● Aim of the exercise
Scan the listing below for the word "accelerator" and copy every line where it occurs.
__________________________________________________
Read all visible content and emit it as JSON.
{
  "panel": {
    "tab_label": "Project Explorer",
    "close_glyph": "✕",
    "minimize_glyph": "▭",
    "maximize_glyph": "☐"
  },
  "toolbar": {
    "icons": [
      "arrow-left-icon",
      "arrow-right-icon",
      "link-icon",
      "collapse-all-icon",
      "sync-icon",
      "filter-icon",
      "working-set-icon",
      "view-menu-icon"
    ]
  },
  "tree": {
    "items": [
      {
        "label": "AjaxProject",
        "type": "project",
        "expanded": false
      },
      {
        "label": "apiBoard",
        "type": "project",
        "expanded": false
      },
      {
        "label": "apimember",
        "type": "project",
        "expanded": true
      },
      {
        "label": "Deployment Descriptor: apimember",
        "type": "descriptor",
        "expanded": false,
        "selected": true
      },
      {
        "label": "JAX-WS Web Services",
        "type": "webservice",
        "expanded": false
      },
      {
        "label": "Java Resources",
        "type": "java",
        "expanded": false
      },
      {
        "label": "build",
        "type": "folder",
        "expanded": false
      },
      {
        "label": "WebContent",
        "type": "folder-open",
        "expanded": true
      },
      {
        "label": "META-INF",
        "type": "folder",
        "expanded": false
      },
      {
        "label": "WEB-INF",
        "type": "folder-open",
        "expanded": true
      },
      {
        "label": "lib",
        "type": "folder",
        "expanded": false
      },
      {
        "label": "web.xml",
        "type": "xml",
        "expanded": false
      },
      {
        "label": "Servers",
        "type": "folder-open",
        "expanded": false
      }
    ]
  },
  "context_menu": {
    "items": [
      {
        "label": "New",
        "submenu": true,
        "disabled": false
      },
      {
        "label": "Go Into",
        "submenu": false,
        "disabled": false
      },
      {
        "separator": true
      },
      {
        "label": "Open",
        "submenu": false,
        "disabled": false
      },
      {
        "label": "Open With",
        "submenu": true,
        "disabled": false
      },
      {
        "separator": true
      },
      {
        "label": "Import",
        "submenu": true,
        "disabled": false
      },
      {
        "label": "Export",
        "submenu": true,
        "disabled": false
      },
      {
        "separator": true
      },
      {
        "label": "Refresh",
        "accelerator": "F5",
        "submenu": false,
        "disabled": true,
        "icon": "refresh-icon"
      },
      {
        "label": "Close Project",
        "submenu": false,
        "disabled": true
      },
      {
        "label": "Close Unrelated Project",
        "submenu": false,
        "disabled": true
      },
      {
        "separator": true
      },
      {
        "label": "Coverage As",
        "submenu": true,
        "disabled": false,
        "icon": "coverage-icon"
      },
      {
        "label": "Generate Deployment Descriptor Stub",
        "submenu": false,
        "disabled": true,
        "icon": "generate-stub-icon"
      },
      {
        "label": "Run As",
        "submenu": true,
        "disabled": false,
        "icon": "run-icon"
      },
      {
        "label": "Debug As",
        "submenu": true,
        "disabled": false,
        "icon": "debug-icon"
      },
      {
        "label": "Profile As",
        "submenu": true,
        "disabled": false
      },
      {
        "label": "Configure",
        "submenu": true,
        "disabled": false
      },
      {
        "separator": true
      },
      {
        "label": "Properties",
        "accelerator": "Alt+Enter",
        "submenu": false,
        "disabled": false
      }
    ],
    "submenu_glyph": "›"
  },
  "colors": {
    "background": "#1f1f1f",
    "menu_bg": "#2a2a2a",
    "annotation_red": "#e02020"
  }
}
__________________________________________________
● Exercise response
        "accelerator": "F5",
        "accelerator": "Alt+Enter",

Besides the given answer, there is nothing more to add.